**PROMPT**
When you return the data, keep each character exactly as it appears.

**EXTRACTED INFORMATION**
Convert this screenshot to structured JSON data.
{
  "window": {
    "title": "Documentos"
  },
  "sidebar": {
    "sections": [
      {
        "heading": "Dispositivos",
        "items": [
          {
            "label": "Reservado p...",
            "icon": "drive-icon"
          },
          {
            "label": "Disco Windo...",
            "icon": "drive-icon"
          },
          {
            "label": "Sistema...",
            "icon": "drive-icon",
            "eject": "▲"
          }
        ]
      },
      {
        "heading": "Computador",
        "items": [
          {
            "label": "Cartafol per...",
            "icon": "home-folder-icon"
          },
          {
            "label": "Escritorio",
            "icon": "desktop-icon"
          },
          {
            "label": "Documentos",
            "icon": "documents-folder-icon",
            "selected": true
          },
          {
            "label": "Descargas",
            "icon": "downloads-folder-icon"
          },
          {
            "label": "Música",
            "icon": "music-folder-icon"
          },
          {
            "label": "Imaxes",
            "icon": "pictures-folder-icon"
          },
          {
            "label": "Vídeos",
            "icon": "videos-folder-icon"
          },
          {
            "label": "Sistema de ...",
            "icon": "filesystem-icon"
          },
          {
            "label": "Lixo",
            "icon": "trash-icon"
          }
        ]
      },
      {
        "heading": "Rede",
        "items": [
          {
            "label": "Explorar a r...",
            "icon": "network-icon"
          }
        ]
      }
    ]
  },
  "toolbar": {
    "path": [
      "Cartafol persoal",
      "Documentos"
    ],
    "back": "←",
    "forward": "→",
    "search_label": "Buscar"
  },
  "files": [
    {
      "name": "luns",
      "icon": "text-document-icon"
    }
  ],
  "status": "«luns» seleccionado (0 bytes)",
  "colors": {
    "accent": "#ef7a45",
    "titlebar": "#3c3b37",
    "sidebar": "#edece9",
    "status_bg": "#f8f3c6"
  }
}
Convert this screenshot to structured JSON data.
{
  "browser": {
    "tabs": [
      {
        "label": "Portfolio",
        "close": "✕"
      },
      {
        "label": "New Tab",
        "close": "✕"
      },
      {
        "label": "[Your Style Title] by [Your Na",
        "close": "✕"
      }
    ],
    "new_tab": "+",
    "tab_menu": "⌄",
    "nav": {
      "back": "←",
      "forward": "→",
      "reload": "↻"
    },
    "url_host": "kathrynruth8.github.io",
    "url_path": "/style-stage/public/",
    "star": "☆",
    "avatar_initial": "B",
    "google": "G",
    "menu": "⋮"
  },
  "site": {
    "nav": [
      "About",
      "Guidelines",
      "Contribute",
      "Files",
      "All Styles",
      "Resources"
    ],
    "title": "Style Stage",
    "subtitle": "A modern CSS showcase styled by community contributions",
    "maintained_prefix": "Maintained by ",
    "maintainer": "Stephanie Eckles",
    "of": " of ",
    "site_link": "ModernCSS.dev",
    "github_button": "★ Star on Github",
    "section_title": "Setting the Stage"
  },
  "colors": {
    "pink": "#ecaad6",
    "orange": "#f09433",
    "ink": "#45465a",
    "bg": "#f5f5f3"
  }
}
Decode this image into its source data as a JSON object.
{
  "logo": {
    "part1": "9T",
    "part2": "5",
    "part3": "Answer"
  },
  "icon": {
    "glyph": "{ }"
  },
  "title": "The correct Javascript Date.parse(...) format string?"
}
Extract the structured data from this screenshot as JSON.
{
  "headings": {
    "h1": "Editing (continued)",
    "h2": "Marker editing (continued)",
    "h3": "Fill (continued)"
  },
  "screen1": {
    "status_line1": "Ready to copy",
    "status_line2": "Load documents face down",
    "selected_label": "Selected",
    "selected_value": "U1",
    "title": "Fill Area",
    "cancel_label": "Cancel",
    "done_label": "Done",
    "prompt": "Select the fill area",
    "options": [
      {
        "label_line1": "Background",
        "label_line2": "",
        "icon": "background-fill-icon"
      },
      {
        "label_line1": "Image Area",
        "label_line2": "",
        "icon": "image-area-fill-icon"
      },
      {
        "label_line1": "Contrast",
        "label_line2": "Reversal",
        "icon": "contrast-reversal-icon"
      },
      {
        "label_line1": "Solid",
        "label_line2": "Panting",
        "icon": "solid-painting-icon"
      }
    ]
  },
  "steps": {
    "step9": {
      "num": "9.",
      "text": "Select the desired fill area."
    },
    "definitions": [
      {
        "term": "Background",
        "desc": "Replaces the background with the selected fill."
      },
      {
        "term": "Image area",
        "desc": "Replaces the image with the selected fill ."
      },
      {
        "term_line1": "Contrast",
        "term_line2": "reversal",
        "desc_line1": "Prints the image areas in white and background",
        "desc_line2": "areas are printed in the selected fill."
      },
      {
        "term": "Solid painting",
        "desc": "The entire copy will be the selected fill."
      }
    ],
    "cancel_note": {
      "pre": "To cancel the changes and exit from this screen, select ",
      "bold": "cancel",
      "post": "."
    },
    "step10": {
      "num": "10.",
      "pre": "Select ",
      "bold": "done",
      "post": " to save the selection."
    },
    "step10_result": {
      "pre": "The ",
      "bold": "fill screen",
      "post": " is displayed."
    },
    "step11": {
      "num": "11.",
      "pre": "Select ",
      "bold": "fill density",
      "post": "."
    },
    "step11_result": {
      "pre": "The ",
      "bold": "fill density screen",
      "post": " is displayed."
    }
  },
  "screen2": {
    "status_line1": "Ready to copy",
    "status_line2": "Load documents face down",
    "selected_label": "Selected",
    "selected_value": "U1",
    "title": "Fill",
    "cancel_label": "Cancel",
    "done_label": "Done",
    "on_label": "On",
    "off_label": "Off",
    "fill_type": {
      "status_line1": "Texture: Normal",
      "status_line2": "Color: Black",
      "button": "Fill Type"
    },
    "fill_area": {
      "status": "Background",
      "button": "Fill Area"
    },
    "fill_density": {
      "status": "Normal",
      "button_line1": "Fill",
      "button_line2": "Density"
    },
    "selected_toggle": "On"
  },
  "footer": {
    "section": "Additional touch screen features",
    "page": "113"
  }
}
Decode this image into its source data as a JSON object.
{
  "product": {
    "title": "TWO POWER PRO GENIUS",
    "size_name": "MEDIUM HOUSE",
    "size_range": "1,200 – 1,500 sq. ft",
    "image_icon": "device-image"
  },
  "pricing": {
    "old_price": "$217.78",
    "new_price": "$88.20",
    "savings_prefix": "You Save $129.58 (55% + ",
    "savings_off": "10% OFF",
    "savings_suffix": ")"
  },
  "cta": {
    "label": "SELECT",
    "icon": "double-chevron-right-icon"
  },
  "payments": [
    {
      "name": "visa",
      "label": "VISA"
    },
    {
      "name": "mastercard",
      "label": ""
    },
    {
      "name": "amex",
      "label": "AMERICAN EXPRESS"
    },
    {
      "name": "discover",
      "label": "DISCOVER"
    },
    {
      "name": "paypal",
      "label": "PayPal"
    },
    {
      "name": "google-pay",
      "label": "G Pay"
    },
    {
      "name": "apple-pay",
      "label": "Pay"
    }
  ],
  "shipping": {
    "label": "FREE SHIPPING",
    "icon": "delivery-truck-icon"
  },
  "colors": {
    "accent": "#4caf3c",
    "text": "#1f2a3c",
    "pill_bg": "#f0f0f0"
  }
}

**TASK SOLUTION**
Convert this screenshot to structured JSON data.
{
  "window": {
    "title": "Documentos"
  },
  "sidebar": {
    "sections": [
      {
        "heading": "Dispositivos",
        "items": [
          {
            "label": "Reservado p...",
            "icon": "drive-icon"
          },
          {
            "label": "Disco Windo...",
            "icon": "drive-icon"
          },
          {
            "label": "Sistema...",
            "icon": "drive-icon",
            "eject": "▲"
          }
        ]
      },
      {
        "heading": "Computador",
        "items": [
          {
            "label": "Cartafol per...",
            "icon": "home-folder-icon"
          },
          {
            "label": "Escritorio",
            "icon": "desktop-icon"
          },
          {
            "label": "Documentos",
            "icon": "documents-folder-icon",
            "selected": true
          },
          {
            "label": "Descargas",
            "icon": "downloads-folder-icon"
          },
          {
            "label": "Música",
            "icon": "music-folder-icon"
          },
          {
            "label": "Imaxes",
            "icon": "pictures-folder-icon"
          },
          {
            "label": "Vídeos",
            "icon": "videos-folder-icon"
          },
          {
            "label": "Sistema de ...",
            "icon": "filesystem-icon"
          },
          {
            "label": "Lixo",
            "icon": "trash-icon"
          }
        ]
      },
      {
        "heading": "Rede",
        "items": [
          {
            "label": "Explorar a r...",
            "icon": "network-icon"
          }
        ]
      }
    ]
  },
  "toolbar": {
    "path": [
      "Cartafol persoal",
      "Documentos"
    ],
    "back": "←",
    "forward": "→",
    "search_label": "Buscar"
  },
  "files": [
    {
      "name": "luns",
      "icon": "text-document-icon"
    }
  ],
  "status": "«luns» seleccionado (0 bytes)",
  "colors": {
    "accent": "#ef7a45",
    "titlebar": "#3c3b37",
    "sidebar": "#edece9",
    "status_bg": "#f8f3c6"
  }
}
Convert this screenshot to structured JSON data.
{
  "browser": {
    "tabs": [
      {
        "label": "Portfolio",
        "close": "✕"
      },
      {
        "label": "New Tab",
        "close": "✕"
      },
      {
        "label": "[Your Style Title] by [Your Na",
        "close": "✕"
      }
    ],
    "new_tab": "+",
    "tab_menu": "⌄",
    "nav": {
      "back": "←",
      "forward": "→",
      "reload": "↻"
    },
    "url_host": "kathrynruth8.github.io",
    "url_path": "/style-stage/public/",
    "star": "☆",
    "avatar_initial": "B",
    "google": "G",
    "menu": "⋮"
  },
  "site": {
    "nav": [
      "About",
      "Guidelines",
      "Contribute",
      "Files",
      "All Styles",
      "Resources"
    ],
    "title": "Style Stage",
    "subtitle": "A modern CSS showcase styled by community contributions",
    "maintained_prefix": "Maintained by ",
    "maintainer": "Stephanie Eckles",
    "of": " of ",
    "site_link": "ModernCSS.dev",
    "github_button": "★ Star on Github",
    "section_title": "Setting the Stage"
  },
  "colors": {
    "pink": "#ecaad6",
    "orange": "#f09433",
    "ink": "#45465a",
    "bg": "#f5f5f3"
  }
}
Decode this image into its source data as a JSON object.
{
  "logo": {
    "part1": "9T",
    "part2": "5",
    "part3": "Answer"
  },
  "icon": {
    "glyph": "{ }"
  },
  "title": "The correct Javascript Date.parse(...) format string?"
}
Extract the structured data from this screenshot as JSON.
{
  "headings": {
    "h1": "Editing (continued)",
    "h2": "Marker editing (continued)",
    "h3": "Fill (continued)"
  },
  "screen1": {
    "status_line1": "Ready to copy",
    "status_line2": "Load documents face down",
    "selected_label": "Selected",
    "selected_value": "U1",
    "title": "Fill Area",
    "cancel_label": "Cancel",
    "done_label": "Done",
    "prompt": "Select the fill area",
    "options": [
      {
        "label_line1": "Background",
        "label_line2": "",
        "icon": "background-fill-icon"
      },
      {
        "label_line1": "Image Area",
        "label_line2": "",
        "icon": "image-area-fill-icon"
      },
      {
        "label_line1": "Contrast",
        "label_line2": "Reversal",
        "icon": "contrast-reversal-icon"
      },
      {
        "label_line1": "Solid",
        "label_line2": "Panting",
        "icon": "solid-painting-icon"
      }
    ]
  },
  "steps": {
    "step9": {
      "num": "9.",
      "text": "Select the desired fill area."
    },
    "definitions": [
      {
        "term": "Background",
        "desc": "Replaces the background with the selected fill."
      },
      {
        "term": "Image area",
        "desc": "Replaces the image with the selected fill ."
      },
      {
        "term_line1": "Contrast",
        "term_line2": "reversal",
        "desc_line1": "Prints the image areas in white and background",
        "desc_line2": "areas are printed in the selected fill."
      },
      {
        "term": "Solid painting",
        "desc": "The entire copy will be the selected fill."
      }
    ],
    "cancel_note": {
      "pre": "To cancel the changes and exit from this screen, select ",
      "bold": "cancel",
      "post": "."
    },
    "step10": {
      "num": "10.",
      "pre": "Select ",
      "bold": "done",
      "post": " to save the selection."
    },
    "step10_result": {
      "pre": "The ",
      "bold": "fill screen",
      "post": " is displayed."
    },
    "step11": {
      "num": "11.",
      "pre": "Select ",
      "bold": "fill density",
      "post": "."
    },
    "step11_result": {
      "pre": "The ",
      "bold": "fill density screen",
      "post": " is displayed."
    }
  },
  "screen2": {
    "status_line1": "Ready to copy",
    "status_line2": "Load documents face down",
    "selected_label": "Selected",
    "selected_value": "U1",
    "title": "Fill",
    "cancel_label": "Cancel",
    "done_label": "Done",
    "on_label": "On",
    "off_label": "Off",
    "fill_type": {
      "status_line1": "Texture: Normal",
      "status_line2": "Color: Black",
      "button": "Fill Type"
    },
    "fill_area": {
      "status": "Background",
      "button": "Fill Area"
    },
    "fill_density": {
      "status": "Normal",
      "button_line1": "Fill",
      "button_line2": "Density"
    },
    "selected_toggle": "On"
  },
  "footer": {
    "section": "Additional touch screen features",
    "page": "113"
  }
}
Decode this image into its source data as a JSON object.
{
  "product": {
    "title": "TWO POWER PRO GENIUS",
    "size_name": "MEDIUM HOUSE",
    "size_range": "1,200 – 1,500 sq. ft",
    "image_icon": "device-image"
  },
  "pricing": {
    "old_price": "$217.78",
    "new_price": "$88.20",
    "savings_prefix": "You Save $129.58 (55% + ",
    "savings_off": "10% OFF",
    "savings_suffix": ")"
  },
  "cta": {
    "label": "SELECT",
    "icon": "double-chevron-right-icon"
  },
  "payments": [
    {
      "name": "visa",
      "label": "VISA"
    },
    {
      "name": "mastercard",
      "label": ""
    },
    {
      "name": "amex",
      "label": "AMERICAN EXPRESS"
    },
    {
      "name": "discover",
      "label": "DISCOVER"
    },
    {
      "name": "paypal",
      "label": "PayPal"
    },
    {
      "name": "google-pay",
      "label": "G Pay"
    },
    {
      "name": "apple-pay",
      "label": "Pay"
    }
  ],
  "shipping": {
    "label": "FREE SHIPPING",
    "icon": "delivery-truck-icon"
  },
  "colors": {
    "accent": "#4caf3c",
    "text": "#1f2a3c",
    "pill_bg": "#f0f0f0"
  }
}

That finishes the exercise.